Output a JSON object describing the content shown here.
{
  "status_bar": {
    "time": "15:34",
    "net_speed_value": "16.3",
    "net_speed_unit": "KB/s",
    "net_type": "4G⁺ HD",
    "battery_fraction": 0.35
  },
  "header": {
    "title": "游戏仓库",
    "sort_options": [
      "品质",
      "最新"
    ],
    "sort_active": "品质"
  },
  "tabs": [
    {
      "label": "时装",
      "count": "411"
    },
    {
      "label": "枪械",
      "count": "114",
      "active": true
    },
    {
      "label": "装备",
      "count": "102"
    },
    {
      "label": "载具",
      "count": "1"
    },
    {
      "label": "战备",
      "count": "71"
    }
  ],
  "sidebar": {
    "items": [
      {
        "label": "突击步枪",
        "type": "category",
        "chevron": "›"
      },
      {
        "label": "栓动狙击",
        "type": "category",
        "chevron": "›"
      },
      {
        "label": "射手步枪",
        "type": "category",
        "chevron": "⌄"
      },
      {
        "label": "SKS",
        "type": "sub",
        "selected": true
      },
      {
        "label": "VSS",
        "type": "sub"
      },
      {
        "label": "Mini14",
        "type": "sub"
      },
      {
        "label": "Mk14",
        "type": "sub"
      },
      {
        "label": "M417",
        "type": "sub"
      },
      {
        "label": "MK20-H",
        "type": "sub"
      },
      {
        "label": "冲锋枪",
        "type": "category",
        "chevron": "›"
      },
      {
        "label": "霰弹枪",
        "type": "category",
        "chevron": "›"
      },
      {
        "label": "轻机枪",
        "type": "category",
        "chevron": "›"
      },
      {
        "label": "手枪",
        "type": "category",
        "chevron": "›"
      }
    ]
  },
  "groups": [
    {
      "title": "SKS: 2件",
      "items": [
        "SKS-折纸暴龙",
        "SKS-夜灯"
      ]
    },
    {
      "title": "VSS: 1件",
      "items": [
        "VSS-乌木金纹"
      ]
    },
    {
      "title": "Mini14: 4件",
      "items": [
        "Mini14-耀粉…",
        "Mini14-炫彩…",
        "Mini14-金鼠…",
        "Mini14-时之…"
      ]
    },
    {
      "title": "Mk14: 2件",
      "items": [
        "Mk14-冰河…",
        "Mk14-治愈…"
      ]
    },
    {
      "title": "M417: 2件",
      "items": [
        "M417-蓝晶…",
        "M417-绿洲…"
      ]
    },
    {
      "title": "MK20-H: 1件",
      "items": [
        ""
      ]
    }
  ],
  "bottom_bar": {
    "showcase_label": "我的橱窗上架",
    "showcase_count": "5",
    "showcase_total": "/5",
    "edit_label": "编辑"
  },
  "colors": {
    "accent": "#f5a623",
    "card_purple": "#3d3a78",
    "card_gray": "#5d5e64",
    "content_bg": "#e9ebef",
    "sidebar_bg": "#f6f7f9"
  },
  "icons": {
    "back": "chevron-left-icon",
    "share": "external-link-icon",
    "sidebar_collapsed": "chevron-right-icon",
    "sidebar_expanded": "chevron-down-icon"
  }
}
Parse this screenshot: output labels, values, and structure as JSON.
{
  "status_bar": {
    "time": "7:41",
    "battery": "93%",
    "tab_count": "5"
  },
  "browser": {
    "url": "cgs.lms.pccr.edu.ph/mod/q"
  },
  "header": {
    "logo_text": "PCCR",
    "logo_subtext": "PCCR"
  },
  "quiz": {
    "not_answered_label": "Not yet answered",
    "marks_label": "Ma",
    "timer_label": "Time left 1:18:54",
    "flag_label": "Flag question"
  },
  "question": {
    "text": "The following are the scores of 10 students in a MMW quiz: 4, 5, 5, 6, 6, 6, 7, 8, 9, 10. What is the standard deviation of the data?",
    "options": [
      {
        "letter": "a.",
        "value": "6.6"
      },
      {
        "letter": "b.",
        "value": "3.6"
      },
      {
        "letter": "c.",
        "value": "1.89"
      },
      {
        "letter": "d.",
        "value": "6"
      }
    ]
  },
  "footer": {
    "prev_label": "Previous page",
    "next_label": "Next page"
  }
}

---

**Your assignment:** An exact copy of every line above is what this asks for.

**Written solution:**
Output a JSON object describing the content shown here.
{
  "status_bar": {
    "time": "15:34",
    "net_speed_value": "16.3",
    "net_speed_unit": "KB/s",
    "net_type": "4G⁺ HD",
    "battery_fraction": 0.35
  },
  "header": {
    "title": "游戏仓库",
    "sort_options": [
      "品质",
      "最新"
    ],
    "sort_active": "品质"
  },
  "tabs": [
    {
      "label": "时装",
      "count": "411"
    },
    {
      "label": "枪械",
      "count": "114",
      "active": true
    },
    {
      "label": "装备",
      "count": "102"
    },
    {
      "label": "载具",
      "count": "1"
    },
    {
      "label": "战备",
      "count": "71"
    }
  ],
  "sidebar": {
    "items": [
      {
        "label": "突击步枪",
        "type": "category",
        "chevron": "›"
      },
      {
        "label": "栓动狙击",
        "type": "category",
        "chevron": "›"
      },
      {
        "label": "射手步枪",
        "type": "category",
        "chevron": "⌄"
      },
      {
        "label": "SKS",
        "type": "sub",
        "selected": true
      },
      {
        "label": "VSS",
        "type": "sub"
      },
      {
        "label": "Mini14",
        "type": "sub"
      },
      {
        "label": "Mk14",
        "type": "sub"
      },
      {
        "label": "M417",
        "type": "sub"
      },
      {
        "label": "MK20-H",
        "type": "sub"
      },
      {
        "label": "冲锋枪",
        "type": "category",
        "chevron": "›"
      },
      {
        "label": "霰弹枪",
        "type": "category",
        "chevron": "›"
      },
      {
        "label": "轻机枪",
        "type": "category",
        "chevron": "›"
      },
      {
        "label": "手枪",
        "type": "category",
        "chevron": "›"
      }
    ]
  },
  "groups": [
    {
      "title": "SKS: 2件",
      "items": [
        "SKS-折纸暴龙",
        "SKS-夜灯"
      ]
    },
    {
      "title": "VSS: 1件",
      "items": [
        "VSS-乌木金纹"
      ]
    },
    {
      "title": "Mini14: 4件",
      "items": [
        "Mini14-耀粉…",
        "Mini14-炫彩…",
        "Mini14-金鼠…",
        "Mini14-时之…"
      ]
    },
    {
      "title": "Mk14: 2件",
      "items": [
        "Mk14-冰河…",
        "Mk14-治愈…"
      ]
    },
    {
      "title": "M417: 2件",
      "items": [
        "M417-蓝晶…",
        "M417-绿洲…"
      ]
    },
    {
      "title": "MK20-H: 1件",
      "items": [
        ""
      ]
    }
  ],
  "bottom_bar": {
    "showcase_label": "我的橱窗上架",
    "showcase_count": "5",
    "showcase_total": "/5",
    "edit_label": "编辑"
  },
  "colors": {
    "accent": "#f5a623",
    "card_purple": "#3d3a78",
    "card_gray": "#5d5e64",
    "content_bg": "#e9ebef",
    "sidebar_bg": "#f6f7f9"
  },
  "icons": {
    "back": "chevron-left-icon",
    "share": "external-link-icon",
    "sidebar_collapsed": "chevron-right-icon",
    "sidebar_expanded": "chevron-down-icon"
  }
}
Parse this screenshot: output labels, values, and structure as JSON.
{
  "status_bar": {
    "time": "7:41",
    "battery": "93%",
    "tab_count": "5"
  },
  "browser": {
    "url": "cgs.lms.pccr.edu.ph/mod/q"
  },
  "header": {
    "logo_text": "PCCR",
    "logo_subtext": "PCCR"
  },
  "quiz": {
    "not_answered_label": "Not yet answered",
    "marks_label": "Ma",
    "timer_label": "Time left 1:18:54",
    "flag_label": "Flag question"
  },
  "question": {
    "text": "The following are the scores of 10 students in a MMW quiz: 4, 5, 5, 6, 6, 6, 7, 8, 9, 10. What is the standard deviation of the data?",
    "options": [
      {
        "letter": "a.",
        "value": "6.6"
      },
      {
        "letter": "b.",
        "value": "3.6"
      },
      {
        "letter": "c.",
        "value": "1.89"
      },
      {
        "letter": "d.",
        "value": "6"
      }
    ]
  },
  "footer": {
    "prev_label": "Previous page",
    "next_label": "Next page"
  }
}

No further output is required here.